[Record excerpts — start]

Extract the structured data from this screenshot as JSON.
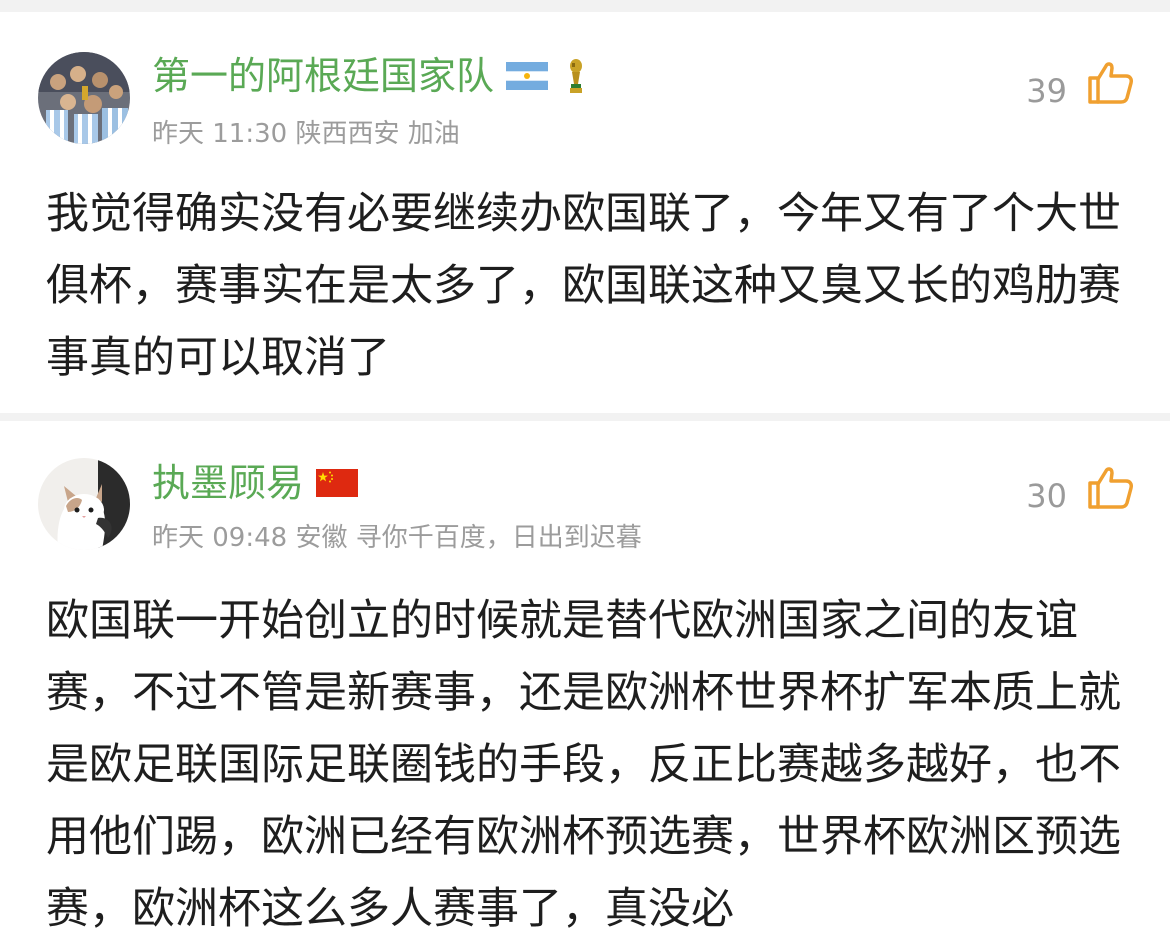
{
  "comments": [
    {
      "username": "第一的阿根廷国家队",
      "flag": "argentina-flag-icon",
      "badge": "world-cup-trophy-icon",
      "time": "昨天 11:30",
      "location": "陕西西安",
      "signature": "加油",
      "likes": "39",
      "text": "我觉得确实没有必要继续办欧国联了，今年又有了个大世俱杯，赛事实在是太多了，欧国联这种又臭又长的鸡肋赛事真的可以取消了"
    },
    {
      "username": "执墨顾易",
      "flag": "china-flag-icon",
      "time": "昨天 09:48",
      "location": "安徽",
      "signature": "寻你千百度，日出到迟暮",
      "likes": "30",
      "text": "欧国联一开始创立的时候就是替代欧洲国家之间的友谊赛，不过不管是新赛事，还是欧洲杯世界杯扩军本质上就是欧足联国际足联圈钱的手段，反正比赛越多越好，也不用他们踢，欧洲已经有欧洲杯预选赛，世界杯欧洲区预选赛，欧洲杯这么多人赛事了，真没必"
    }
  ],
  "colors": {
    "username": "#5aa955",
    "meta": "#9c9c9c",
    "like_icon": "#f0a030",
    "body": "#1e1e1e",
    "divider": "#f2f2f2"
  }
}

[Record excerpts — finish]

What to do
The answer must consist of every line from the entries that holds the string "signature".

Answer area
      "signature": "加油",
      "signature": "寻你千百度，日出到迟暮",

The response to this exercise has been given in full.